Seeing Wall Street bankers bring home sizable bonuses while the rest of the country struggles economically "staggers" Elizabeth WarrenElizabeth WarrenSanders: Dems won't vote on 'sham' single-payer amendment GOP senator forces Dems to vote on single payer Dem says ObamaCare repeal effort moves US ‘toward single-payer’ MORE, the president's adviser charged with setting up the new Consumer Financial Protection Bureau.

Warren said the disparity indicates "we still have a problem."

"I just don't have words to describe what this means," Warren said in a interview for Bloomberg Television's "Conservations with Judy Woodruff" that aired this weekend. "It isn't meaningful to talk about profits and a growing economy until American families are stabilized."

"For me, what an economic recovery is about is about what happens to American families. It’s what happens in the real economy," she added. "It’s whether or not families are building up wealth in their homes or whether or not their homes are dragging them over an economic cliff."
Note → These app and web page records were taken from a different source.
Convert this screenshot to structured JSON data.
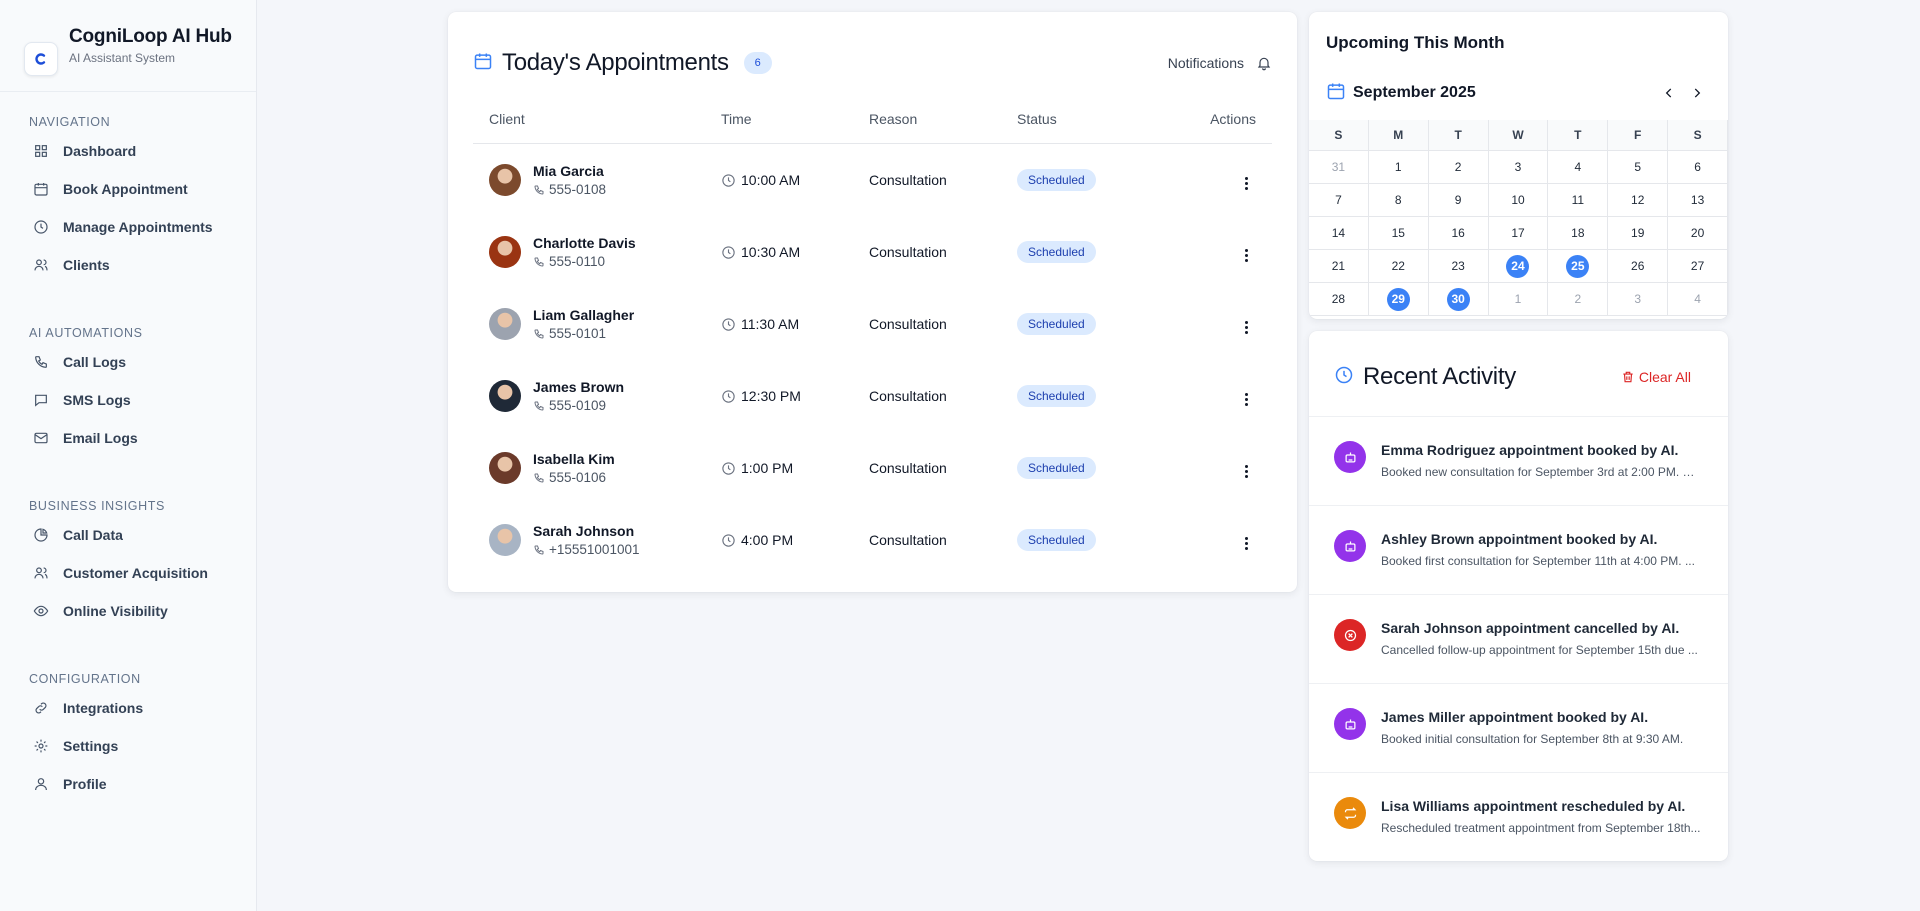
{
  "brand": {
    "title": "CogniLoop AI Hub",
    "subtitle": "AI Assistant System"
  },
  "sidebar": {
    "sections": [
      {
        "heading": "NAVIGATION",
        "items": [
          {
            "label": "Dashboard",
            "icon": "grid-icon"
          },
          {
            "label": "Book Appointment",
            "icon": "calendar-icon"
          },
          {
            "label": "Manage Appointments",
            "icon": "clock-icon"
          },
          {
            "label": "Clients",
            "icon": "users-icon"
          }
        ]
      },
      {
        "heading": "AI AUTOMATIONS",
        "items": [
          {
            "label": "Call Logs",
            "icon": "phone-icon"
          },
          {
            "label": "SMS Logs",
            "icon": "message-icon"
          },
          {
            "label": "Email Logs",
            "icon": "mail-icon"
          }
        ]
      },
      {
        "heading": "BUSINESS INSIGHTS",
        "items": [
          {
            "label": "Call Data",
            "icon": "pie-chart-icon"
          },
          {
            "label": "Customer Acquisition",
            "icon": "users-icon"
          },
          {
            "label": "Online Visibility",
            "icon": "eye-icon"
          }
        ]
      },
      {
        "heading": "CONFIGURATION",
        "items": [
          {
            "label": "Integrations",
            "icon": "link-icon"
          },
          {
            "label": "Settings",
            "icon": "gear-icon"
          },
          {
            "label": "Profile",
            "icon": "user-icon"
          }
        ]
      }
    ]
  },
  "appointments": {
    "title": "Today's Appointments",
    "count": "6",
    "notifications_label": "Notifications",
    "columns": {
      "client": "Client",
      "time": "Time",
      "reason": "Reason",
      "status": "Status",
      "actions": "Actions"
    },
    "rows": [
      {
        "name": "Mia Garcia",
        "phone": "555-0108",
        "time": "10:00 AM",
        "reason": "Consultation",
        "status": "Scheduled",
        "avatar_color": "#7c4a2d"
      },
      {
        "name": "Charlotte Davis",
        "phone": "555-0110",
        "time": "10:30 AM",
        "reason": "Consultation",
        "status": "Scheduled",
        "avatar_color": "#9a3412"
      },
      {
        "name": "Liam Gallagher",
        "phone": "555-0101",
        "time": "11:30 AM",
        "reason": "Consultation",
        "status": "Scheduled",
        "avatar_color": "#9ca3af"
      },
      {
        "name": "James Brown",
        "phone": "555-0109",
        "time": "12:30 PM",
        "reason": "Consultation",
        "status": "Scheduled",
        "avatar_color": "#1f2937"
      },
      {
        "name": "Isabella Kim",
        "phone": "555-0106",
        "time": "1:00 PM",
        "reason": "Consultation",
        "status": "Scheduled",
        "avatar_color": "#6b3a2a"
      },
      {
        "name": "Sarah Johnson",
        "phone": "+15551001001",
        "time": "4:00 PM",
        "reason": "Consultation",
        "status": "Scheduled",
        "avatar_color": "#a8b4c4"
      }
    ]
  },
  "calendar": {
    "heading": "Upcoming This Month",
    "month": "September 2025",
    "weekdays": [
      "S",
      "M",
      "T",
      "W",
      "T",
      "F",
      "S"
    ],
    "weeks": [
      [
        {
          "d": "31",
          "m": true
        },
        {
          "d": "1"
        },
        {
          "d": "2"
        },
        {
          "d": "3"
        },
        {
          "d": "4"
        },
        {
          "d": "5"
        },
        {
          "d": "6"
        }
      ],
      [
        {
          "d": "7"
        },
        {
          "d": "8"
        },
        {
          "d": "9"
        },
        {
          "d": "10"
        },
        {
          "d": "11"
        },
        {
          "d": "12"
        },
        {
          "d": "13"
        }
      ],
      [
        {
          "d": "14"
        },
        {
          "d": "15"
        },
        {
          "d": "16"
        },
        {
          "d": "17"
        },
        {
          "d": "18"
        },
        {
          "d": "19"
        },
        {
          "d": "20"
        }
      ],
      [
        {
          "d": "21"
        },
        {
          "d": "22"
        },
        {
          "d": "23"
        },
        {
          "d": "24",
          "h": true
        },
        {
          "d": "25",
          "h": true
        },
        {
          "d": "26"
        },
        {
          "d": "27"
        }
      ],
      [
        {
          "d": "28"
        },
        {
          "d": "29",
          "h": true
        },
        {
          "d": "30",
          "h": true
        },
        {
          "d": "1",
          "m": true
        },
        {
          "d": "2",
          "m": true
        },
        {
          "d": "3",
          "m": true
        },
        {
          "d": "4",
          "m": true
        }
      ]
    ],
    "highlight_color": "#3b82f6"
  },
  "activity": {
    "title": "Recent Activity",
    "clear_label": "Clear All",
    "items": [
      {
        "title": "Emma Rodriguez appointment booked by AI.",
        "desc": "Booked new consultation for September 3rd at 2:00 PM. Fi...",
        "color": "#9333ea",
        "icon": "robot-icon"
      },
      {
        "title": "Ashley Brown appointment booked by AI.",
        "desc": "Booked first consultation for September 11th at 4:00 PM. ...",
        "color": "#9333ea",
        "icon": "robot-icon"
      },
      {
        "title": "Sarah Johnson appointment cancelled by AI.",
        "desc": "Cancelled follow-up appointment for September 15th due ...",
        "color": "#dc2626",
        "icon": "x-circle-icon"
      },
      {
        "title": "James Miller appointment booked by AI.",
        "desc": "Booked initial consultation for September 8th at 9:30 AM.",
        "color": "#9333ea",
        "icon": "robot-icon"
      },
      {
        "title": "Lisa Williams appointment rescheduled by AI.",
        "desc": "Rescheduled treatment appointment from September 18th...",
        "color": "#ea8a0c",
        "icon": "repeat-icon"
      }
    ]
  }
}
Warren's comments come as work is underway to establish the new CFPB, which was created by the Dodd-Frank Act.

Bonuses to Wall Street bankers are expected to rise about 5 percent this year, according to a survey by compensation consultants Johnson Associates Inc.

The Harvard law professor in September was named the assistant to the president and special adviser to the Secretary of the Treasury on the bureau.

She has vowed that the bureau will work to fundamentally reform the consumer credit market and make financial products easier to understand. Her ultimate goal, she said, is to ensure consumers can easily and readily compare financial products by forcing fees and prices to be disclosed up front.

However, she warns that the CFPB still faces stringent opposition, both from Republicans and industry groups.

"We didn’t get this agency because there was $100 million of lobbying money in favor of it. In fact, the lobbying money, the big dollars, were against this agency," she said in the interview. “We got this agency because the American people want it, and they want a voice in Washington. ... And that’s what I’m here to do.”